PROBLEM DESCRIPTION:
All entries are to be copied exactly, with pictures removed.

RECORDS SUPPLIED:
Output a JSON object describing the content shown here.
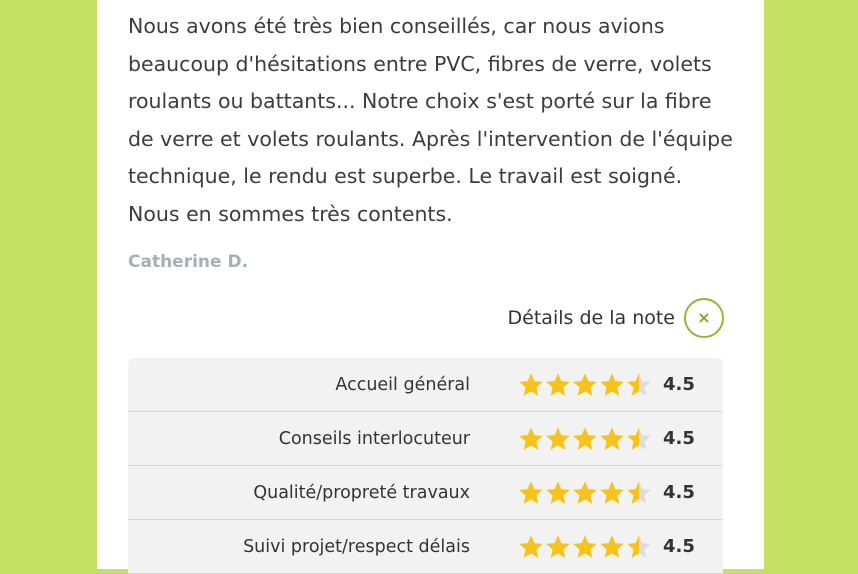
{
  "review": {
    "text": "Nous avons été très bien conseillés, car nous avions beaucoup d'hésitations entre PVC, fibres de verre, volets roulants ou battants... Notre choix s'est porté sur la fibre de verre et volets roulants. Après l'intervention de l'équipe technique, le rendu est superbe. Le travail est soigné. Nous en sommes très contents.",
    "author": "Catherine D."
  },
  "details": {
    "label": "Détails de la note",
    "close_icon": "close-icon",
    "close_glyph": "×"
  },
  "ratings": [
    {
      "label": "Accueil général",
      "value": "4.5",
      "stars": 4.5
    },
    {
      "label": "Conseils interlocuteur",
      "value": "4.5",
      "stars": 4.5
    },
    {
      "label": "Qualité/propreté travaux",
      "value": "4.5",
      "stars": 4.5
    },
    {
      "label": "Suivi projet/respect délais",
      "value": "4.5",
      "stars": 4.5
    }
  ],
  "colors": {
    "background": "#c6e063",
    "star_filled": "#f6c31c",
    "star_empty": "#dddddd",
    "accent": "#8fb834"
  }
}
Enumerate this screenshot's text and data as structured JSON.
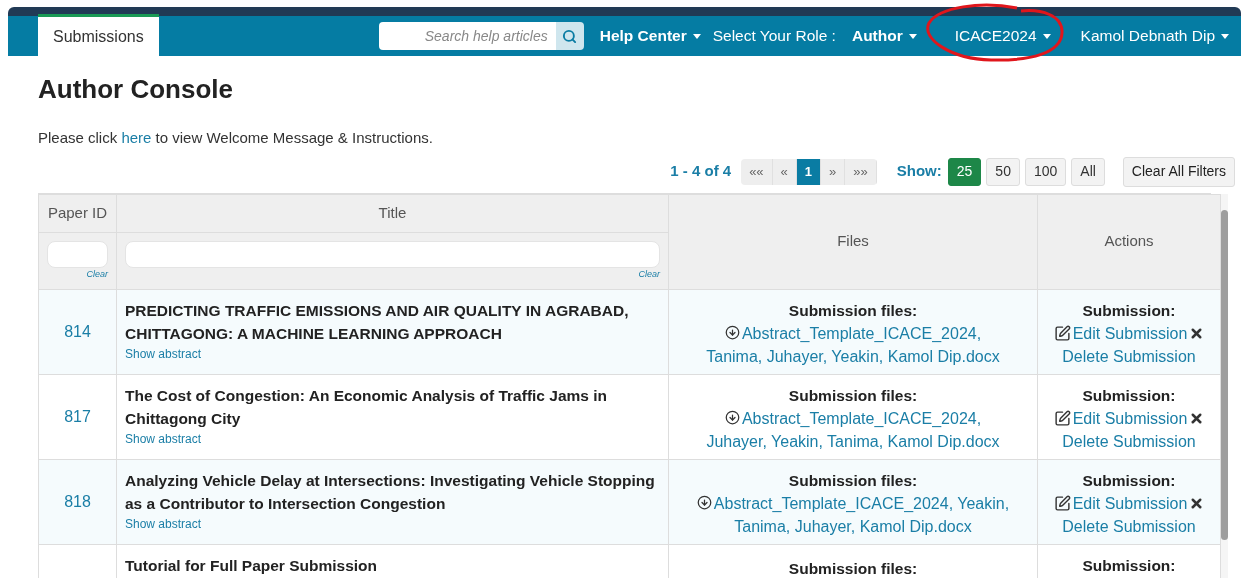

RESULT FOR THIS EXERCISE:
Output a JSON object describing the content shown here.
{
  "review": {
    "text": "Nous avons été très bien conseillés, car nous avions beaucoup d'hésitations entre PVC, fibres de verre, volets roulants ou battants... Notre choix s'est porté sur la fibre de verre et volets roulants. Après l'intervention de l'équipe technique, le rendu est superbe. Le travail est soigné. Nous en sommes très contents.",
    "author": "Catherine D."
  },
  "details": {
    "label": "Détails de la note",
    "close_icon": "close-icon",
    "close_glyph": "×"
  },
  "ratings": [
    {
      "label": "Accueil général",
      "value": "4.5",
      "stars": 4.5
    },
    {
      "label": "Conseils interlocuteur",
      "value": "4.5",
      "stars": 4.5
    },
    {
      "label": "Qualité/propreté travaux",
      "value": "4.5",
      "stars": 4.5
    },
    {
      "label": "Suivi projet/respect délais",
      "value": "4.5",
      "stars": 4.5
    }
  ],
  "colors": {
    "background": "#c6e063",
    "star_filled": "#f6c31c",
    "star_empty": "#dddddd",
    "accent": "#8fb834"
  }
}
Enumerate this screenshot's text and data as structured JSON.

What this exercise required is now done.